— TASK DIRECTIONS —
Each of the lines below must be restated exactly.

[Items from a dataset]

↓

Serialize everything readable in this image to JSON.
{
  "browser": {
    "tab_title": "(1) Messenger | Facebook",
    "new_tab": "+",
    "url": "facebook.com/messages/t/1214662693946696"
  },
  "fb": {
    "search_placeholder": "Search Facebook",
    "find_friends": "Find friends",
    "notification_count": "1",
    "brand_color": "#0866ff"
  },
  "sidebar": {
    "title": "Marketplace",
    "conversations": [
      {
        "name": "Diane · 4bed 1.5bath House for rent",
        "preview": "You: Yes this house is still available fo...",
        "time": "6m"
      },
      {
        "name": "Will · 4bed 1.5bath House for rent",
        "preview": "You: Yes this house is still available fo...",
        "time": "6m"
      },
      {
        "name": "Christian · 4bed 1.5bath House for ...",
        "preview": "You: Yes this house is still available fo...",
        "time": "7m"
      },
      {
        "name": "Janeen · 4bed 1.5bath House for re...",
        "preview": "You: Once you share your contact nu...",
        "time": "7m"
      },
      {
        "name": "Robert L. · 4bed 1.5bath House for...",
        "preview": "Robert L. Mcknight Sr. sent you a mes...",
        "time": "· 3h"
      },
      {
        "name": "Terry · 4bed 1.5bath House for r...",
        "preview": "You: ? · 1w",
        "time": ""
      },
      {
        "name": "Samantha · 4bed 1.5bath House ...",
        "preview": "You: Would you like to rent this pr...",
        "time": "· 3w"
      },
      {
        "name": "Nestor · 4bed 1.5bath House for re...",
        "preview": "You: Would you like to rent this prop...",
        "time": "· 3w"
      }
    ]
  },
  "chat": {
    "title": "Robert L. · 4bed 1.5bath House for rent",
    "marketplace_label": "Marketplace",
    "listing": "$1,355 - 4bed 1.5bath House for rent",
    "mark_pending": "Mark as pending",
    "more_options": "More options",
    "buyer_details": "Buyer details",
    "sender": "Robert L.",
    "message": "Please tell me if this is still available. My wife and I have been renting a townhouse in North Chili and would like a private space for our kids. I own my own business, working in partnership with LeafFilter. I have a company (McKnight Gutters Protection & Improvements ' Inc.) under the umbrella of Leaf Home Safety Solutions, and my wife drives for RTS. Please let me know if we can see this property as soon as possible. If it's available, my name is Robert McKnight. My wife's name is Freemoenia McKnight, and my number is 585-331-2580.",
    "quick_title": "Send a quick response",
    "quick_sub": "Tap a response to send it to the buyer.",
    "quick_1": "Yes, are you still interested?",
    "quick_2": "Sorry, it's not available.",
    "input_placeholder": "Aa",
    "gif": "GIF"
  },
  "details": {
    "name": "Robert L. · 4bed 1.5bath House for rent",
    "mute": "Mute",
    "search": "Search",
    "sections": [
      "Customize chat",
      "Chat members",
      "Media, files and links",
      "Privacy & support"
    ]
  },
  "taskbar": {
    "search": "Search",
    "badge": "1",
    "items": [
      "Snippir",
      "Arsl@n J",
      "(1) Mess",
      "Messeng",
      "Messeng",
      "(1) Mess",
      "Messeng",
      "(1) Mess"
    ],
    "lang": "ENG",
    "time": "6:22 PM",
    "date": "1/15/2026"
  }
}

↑

— RESPONSE —
Serialize everything readable in this image to JSON.
{
  "browser": {
    "tab_title": "(1) Messenger | Facebook",
    "new_tab": "+",
    "url": "facebook.com/messages/t/1214662693946696"
  },
  "fb": {
    "search_placeholder": "Search Facebook",
    "find_friends": "Find friends",
    "notification_count": "1",
    "brand_color": "#0866ff"
  },
  "sidebar": {
    "title": "Marketplace",
    "conversations": [
      {
        "name": "Diane · 4bed 1.5bath House for rent",
        "preview": "You: Yes this house is still available fo...",
        "time": "6m"
      },
      {
        "name": "Will · 4bed 1.5bath House for rent",
        "preview": "You: Yes this house is still available fo...",
        "time": "6m"
      },
      {
        "name": "Christian · 4bed 1.5bath House for ...",
        "preview": "You: Yes this house is still available fo...",
        "time": "7m"
      },
      {
        "name": "Janeen · 4bed 1.5bath House for re...",
        "preview": "You: Once you share your contact nu...",
        "time": "7m"
      },
      {
        "name": "Robert L. · 4bed 1.5bath House for...",
        "preview": "Robert L. Mcknight Sr. sent you a mes...",
        "time": "· 3h"
      },
      {
        "name": "Terry · 4bed 1.5bath House for r...",
        "preview": "You: ? · 1w",
        "time": ""
      },
      {
        "name": "Samantha · 4bed 1.5bath House ...",
        "preview": "You: Would you like to rent this pr...",
        "time": "· 3w"
      },
      {
        "name": "Nestor · 4bed 1.5bath House for re...",
        "preview": "You: Would you like to rent this prop...",
        "time": "· 3w"
      }
    ]
  },
  "chat": {
    "title": "Robert L. · 4bed 1.5bath House for rent",
    "marketplace_label": "Marketplace",
    "listing": "$1,355 - 4bed 1.5bath House for rent",
    "mark_pending": "Mark as pending",
    "more_options": "More options",
    "buyer_details": "Buyer details",
    "sender": "Robert L.",
    "message": "Please tell me if this is still available. My wife and I have been renting a townhouse in North Chili and would like a private space for our kids. I own my own business, working in partnership with LeafFilter. I have a company (McKnight Gutters Protection & Improvements ' Inc.) under the umbrella of Leaf Home Safety Solutions, and my wife drives for RTS. Please let me know if we can see this property as soon as possible. If it's available, my name is Robert McKnight. My wife's name is Freemoenia McKnight, and my number is 585-331-2580.",
    "quick_title": "Send a quick response",
    "quick_sub": "Tap a response to send it to the buyer.",
    "quick_1": "Yes, are you still interested?",
    "quick_2": "Sorry, it's not available.",
    "input_placeholder": "Aa",
    "gif": "GIF"
  },
  "details": {
    "name": "Robert L. · 4bed 1.5bath House for rent",
    "mute": "Mute",
    "search": "Search",
    "sections": [
      "Customize chat",
      "Chat members",
      "Media, files and links",
      "Privacy & support"
    ]
  },
  "taskbar": {
    "search": "Search",
    "badge": "1",
    "items": [
      "Snippir",
      "Arsl@n J",
      "(1) Mess",
      "Messeng",
      "Messeng",
      "(1) Mess",
      "Messeng",
      "(1) Mess"
    ],
    "lang": "ENG",
    "time": "6:22 PM",
    "date": "1/15/2026"
  }
}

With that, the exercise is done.